Task directions: In the listing below, find each line with the string "heading" and return it.

-------- Provided entries --------

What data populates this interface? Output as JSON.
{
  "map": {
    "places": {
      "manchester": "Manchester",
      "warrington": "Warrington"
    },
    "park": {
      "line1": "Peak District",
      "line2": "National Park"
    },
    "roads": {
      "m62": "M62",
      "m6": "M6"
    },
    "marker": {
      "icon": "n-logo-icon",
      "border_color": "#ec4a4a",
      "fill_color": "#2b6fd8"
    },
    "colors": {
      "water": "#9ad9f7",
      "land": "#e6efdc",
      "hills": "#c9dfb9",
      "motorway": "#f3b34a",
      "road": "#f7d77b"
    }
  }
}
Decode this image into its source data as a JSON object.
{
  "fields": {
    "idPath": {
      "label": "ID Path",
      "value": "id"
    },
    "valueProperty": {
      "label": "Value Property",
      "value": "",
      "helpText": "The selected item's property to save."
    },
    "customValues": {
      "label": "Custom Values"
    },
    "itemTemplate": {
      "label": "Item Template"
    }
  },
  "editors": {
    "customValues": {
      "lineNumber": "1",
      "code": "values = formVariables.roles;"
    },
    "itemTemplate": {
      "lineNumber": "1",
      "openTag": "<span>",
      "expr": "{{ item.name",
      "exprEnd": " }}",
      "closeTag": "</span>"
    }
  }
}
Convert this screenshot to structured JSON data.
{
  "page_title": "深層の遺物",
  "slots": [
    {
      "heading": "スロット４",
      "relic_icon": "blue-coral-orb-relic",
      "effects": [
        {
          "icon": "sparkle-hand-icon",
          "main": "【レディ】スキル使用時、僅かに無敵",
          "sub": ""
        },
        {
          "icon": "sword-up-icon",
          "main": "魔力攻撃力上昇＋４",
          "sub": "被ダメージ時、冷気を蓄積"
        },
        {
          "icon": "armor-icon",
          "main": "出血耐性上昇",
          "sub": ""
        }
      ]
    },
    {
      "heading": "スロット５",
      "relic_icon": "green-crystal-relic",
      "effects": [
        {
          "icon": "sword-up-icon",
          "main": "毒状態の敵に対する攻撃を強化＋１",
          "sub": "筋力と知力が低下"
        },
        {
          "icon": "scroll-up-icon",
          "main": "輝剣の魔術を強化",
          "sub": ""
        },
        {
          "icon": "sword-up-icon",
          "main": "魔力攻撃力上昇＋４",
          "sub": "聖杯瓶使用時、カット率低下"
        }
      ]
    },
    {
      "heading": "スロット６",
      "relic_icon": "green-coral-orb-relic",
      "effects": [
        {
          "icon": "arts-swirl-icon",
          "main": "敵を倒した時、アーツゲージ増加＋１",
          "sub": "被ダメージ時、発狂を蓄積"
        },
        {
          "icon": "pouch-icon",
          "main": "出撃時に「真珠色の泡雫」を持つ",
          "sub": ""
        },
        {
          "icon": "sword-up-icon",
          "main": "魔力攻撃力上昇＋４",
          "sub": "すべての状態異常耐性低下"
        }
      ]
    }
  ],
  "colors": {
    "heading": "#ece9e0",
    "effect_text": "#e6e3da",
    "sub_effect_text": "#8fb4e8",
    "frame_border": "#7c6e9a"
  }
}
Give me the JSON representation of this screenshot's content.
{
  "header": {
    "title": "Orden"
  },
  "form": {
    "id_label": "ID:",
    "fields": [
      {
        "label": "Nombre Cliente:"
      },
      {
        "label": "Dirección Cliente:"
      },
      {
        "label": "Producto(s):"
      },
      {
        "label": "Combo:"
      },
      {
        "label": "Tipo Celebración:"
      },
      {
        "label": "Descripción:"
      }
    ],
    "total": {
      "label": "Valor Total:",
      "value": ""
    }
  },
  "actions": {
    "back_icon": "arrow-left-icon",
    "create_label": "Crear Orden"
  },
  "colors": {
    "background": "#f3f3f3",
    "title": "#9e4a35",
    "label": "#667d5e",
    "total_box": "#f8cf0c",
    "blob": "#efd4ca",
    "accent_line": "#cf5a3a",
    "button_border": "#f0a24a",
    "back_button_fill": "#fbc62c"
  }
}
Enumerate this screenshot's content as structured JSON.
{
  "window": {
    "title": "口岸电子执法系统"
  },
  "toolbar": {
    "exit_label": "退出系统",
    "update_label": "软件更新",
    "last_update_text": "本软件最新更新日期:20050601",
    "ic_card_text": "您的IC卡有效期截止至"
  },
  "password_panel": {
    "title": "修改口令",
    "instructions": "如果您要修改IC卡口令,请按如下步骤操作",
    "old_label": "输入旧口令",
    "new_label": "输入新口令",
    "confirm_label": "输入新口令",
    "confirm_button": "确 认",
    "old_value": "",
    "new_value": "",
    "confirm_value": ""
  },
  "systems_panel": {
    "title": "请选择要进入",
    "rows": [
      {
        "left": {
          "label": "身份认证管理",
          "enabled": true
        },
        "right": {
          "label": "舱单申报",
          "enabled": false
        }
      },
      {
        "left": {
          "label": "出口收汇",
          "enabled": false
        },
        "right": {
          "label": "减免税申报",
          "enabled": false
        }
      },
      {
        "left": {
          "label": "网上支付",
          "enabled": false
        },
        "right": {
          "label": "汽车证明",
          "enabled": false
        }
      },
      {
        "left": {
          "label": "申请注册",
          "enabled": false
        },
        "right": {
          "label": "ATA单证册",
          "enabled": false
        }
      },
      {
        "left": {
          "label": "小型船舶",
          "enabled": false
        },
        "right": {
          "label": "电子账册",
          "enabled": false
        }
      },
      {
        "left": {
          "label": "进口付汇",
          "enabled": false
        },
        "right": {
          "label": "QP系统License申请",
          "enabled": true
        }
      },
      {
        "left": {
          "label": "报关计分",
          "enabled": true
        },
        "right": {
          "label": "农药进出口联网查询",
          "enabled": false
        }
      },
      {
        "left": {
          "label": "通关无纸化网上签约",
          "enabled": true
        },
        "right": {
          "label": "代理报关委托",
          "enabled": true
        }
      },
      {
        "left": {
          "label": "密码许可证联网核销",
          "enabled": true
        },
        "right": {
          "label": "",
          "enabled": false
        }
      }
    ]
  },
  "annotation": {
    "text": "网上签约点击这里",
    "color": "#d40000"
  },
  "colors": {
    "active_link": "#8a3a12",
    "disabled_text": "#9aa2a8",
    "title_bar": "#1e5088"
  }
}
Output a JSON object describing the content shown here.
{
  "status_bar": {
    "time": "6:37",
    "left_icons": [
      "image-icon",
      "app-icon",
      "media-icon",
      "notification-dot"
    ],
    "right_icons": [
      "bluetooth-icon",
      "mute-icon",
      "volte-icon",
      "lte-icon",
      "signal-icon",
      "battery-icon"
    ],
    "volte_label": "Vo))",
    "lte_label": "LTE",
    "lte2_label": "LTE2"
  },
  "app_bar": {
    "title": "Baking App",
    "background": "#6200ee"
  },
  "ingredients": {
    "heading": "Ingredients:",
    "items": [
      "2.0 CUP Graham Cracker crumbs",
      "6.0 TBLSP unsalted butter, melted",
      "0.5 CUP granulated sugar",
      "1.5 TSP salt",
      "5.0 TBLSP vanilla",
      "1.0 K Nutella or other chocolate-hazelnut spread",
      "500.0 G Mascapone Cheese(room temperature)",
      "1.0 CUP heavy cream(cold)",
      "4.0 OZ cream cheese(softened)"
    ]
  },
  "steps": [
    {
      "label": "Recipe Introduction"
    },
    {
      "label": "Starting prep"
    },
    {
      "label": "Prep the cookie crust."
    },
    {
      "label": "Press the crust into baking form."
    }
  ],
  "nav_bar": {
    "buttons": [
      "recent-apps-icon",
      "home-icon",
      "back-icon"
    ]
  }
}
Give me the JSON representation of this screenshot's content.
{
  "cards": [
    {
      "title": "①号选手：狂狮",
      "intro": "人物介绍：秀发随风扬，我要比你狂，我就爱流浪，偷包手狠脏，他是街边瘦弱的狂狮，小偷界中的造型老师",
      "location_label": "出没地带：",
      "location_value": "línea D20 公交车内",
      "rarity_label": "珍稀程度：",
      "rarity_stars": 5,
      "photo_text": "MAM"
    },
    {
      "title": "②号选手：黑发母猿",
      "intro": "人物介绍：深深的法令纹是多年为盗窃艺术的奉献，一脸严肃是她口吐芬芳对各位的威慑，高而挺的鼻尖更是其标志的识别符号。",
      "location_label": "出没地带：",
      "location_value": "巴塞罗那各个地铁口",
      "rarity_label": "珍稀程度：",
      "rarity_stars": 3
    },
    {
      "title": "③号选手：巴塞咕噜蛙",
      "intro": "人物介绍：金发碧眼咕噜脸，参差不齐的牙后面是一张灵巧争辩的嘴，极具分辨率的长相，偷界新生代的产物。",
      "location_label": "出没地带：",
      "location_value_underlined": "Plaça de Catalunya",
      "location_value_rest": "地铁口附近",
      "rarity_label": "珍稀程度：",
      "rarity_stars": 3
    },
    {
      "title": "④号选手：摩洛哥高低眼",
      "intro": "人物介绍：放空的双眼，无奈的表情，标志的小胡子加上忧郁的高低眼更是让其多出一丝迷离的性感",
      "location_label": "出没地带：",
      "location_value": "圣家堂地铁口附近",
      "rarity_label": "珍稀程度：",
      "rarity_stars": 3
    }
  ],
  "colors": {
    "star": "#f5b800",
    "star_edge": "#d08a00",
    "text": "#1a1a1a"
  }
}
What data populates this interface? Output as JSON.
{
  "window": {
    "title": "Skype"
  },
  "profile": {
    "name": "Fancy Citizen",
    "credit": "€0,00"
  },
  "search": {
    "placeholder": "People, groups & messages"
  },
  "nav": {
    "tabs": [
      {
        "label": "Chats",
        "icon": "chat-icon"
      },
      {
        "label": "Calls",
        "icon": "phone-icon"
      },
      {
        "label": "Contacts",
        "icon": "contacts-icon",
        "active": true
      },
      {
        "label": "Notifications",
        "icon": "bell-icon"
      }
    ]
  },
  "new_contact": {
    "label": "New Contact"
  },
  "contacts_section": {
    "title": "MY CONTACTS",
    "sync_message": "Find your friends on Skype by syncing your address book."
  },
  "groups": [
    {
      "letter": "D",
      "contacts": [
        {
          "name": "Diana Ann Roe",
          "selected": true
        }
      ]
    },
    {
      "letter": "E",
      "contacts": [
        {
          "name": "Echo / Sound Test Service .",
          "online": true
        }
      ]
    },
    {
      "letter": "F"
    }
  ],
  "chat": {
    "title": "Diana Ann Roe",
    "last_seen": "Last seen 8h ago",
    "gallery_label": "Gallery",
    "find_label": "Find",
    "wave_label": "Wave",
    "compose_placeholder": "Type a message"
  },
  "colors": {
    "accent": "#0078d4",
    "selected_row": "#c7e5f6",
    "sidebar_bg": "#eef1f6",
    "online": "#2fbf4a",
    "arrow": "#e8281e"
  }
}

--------

Answer section:
      "heading": "スロット４",
      "heading": "スロット５",
      "heading": "スロット６",
    "heading": "#ece9e0",
    "heading": "Ingredients:",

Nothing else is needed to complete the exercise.